Jess Phillips, the campaigning Labour MP, has been blocked from joining parliament’s sleaze watchdog after her own party withdrew its support.
The Birmingham Yardley MP’s name was printed on House of Commons order paper as a candidate to become the new member of the standards and privileges committee. But parliamentary sources have told the Guardian that support was dropped days ago after Labour’s officials indicated that other MPs were now interested in taking up the role.
One informed insider told the Guardian that Jeremy Corbyn’s office was behind the decision to drop Phillips – an outspoken critic of the Labour leader.
Corbyn has been under investigation by the parliamentary commissioner for standards, Kathryn Stone, for allegedly failing to declare flights. He has vigorously denied the claims.

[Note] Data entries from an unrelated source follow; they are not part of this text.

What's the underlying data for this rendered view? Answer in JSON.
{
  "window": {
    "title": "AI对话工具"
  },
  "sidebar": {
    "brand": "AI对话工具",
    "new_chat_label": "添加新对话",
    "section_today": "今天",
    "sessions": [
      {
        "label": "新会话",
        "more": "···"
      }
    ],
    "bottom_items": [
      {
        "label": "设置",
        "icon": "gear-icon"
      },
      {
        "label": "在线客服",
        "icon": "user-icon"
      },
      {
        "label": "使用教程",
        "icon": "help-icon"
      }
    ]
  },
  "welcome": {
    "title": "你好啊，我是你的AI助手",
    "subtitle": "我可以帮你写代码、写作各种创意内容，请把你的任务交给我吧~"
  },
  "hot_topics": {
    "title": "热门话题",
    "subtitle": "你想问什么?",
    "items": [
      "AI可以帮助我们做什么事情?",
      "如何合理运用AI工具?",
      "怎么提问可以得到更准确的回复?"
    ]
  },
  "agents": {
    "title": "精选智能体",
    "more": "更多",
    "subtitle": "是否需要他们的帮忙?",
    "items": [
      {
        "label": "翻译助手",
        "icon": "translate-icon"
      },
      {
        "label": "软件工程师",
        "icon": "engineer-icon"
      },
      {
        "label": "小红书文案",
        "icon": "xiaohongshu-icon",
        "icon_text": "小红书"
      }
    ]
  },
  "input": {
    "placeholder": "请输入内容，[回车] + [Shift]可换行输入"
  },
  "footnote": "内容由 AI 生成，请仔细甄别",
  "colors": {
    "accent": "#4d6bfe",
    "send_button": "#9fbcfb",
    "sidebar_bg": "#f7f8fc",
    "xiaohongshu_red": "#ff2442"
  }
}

Phillips criticised the appointment process, which sees party leaders and their whips given the power to nominate committee members.
“What worries me about the fact that my nomination was stopped is that it highlights that the current process is that party leaders have power over who goes on the standards committee – apart from the chair – and lays bare a flaw where once again political patronage and protection can subvert a process that now more than ever needs to be trusted,” she told PoliticsHome. Chairs are chosen by the committee members.
“Surely political parties could just fill it with yes men. I don’t think this has ever been the case, so I’m not sure why my nomination was withdrawn.”
A Labour source said other MPs have asked to be considered for the appointment following the vacancy created by Kevin Barron standing down as its chair. “This has nothing to do with any investigation. The investigation is being conducted by the commissioner for standards, not the committee on standards, and the committee is not involved in the commissioner’s decision-making,” the source said.
Corbyn was reported to Stone by Conservative MPs during the summer over allegations that he had not properly registered trips abroad which were paid for by other organisations.
Pictures had emerged of Corbyn holding a wreath in front of a plaque honouring the founder of Black September – the group behind the 1972 killing of Israeli athletes at the Munich Olympics – in Tunisia in 2014. The Labour leader said he was at the cemetery to pay his respects to the victims of an Israeli air strike in 1985.
Under new rules passed by the Commons in July, the details of all MPs under investigation by the independent watchdog are kept secret. However, the Guardian has been told that Stone’s office has made inquiries into the claims.
MPs must register foreign trips worth more than £300 if the costs have not been borne in full by the MP or public funds. Corbyn has said that he was confident all appropriate declarations were made.
The post of chair of the committee, which disciplines MPs for breaking parliamentary rules, became available in September after Barron stood down after eight years.
Corbyn’s office and Labour have been asked to comment.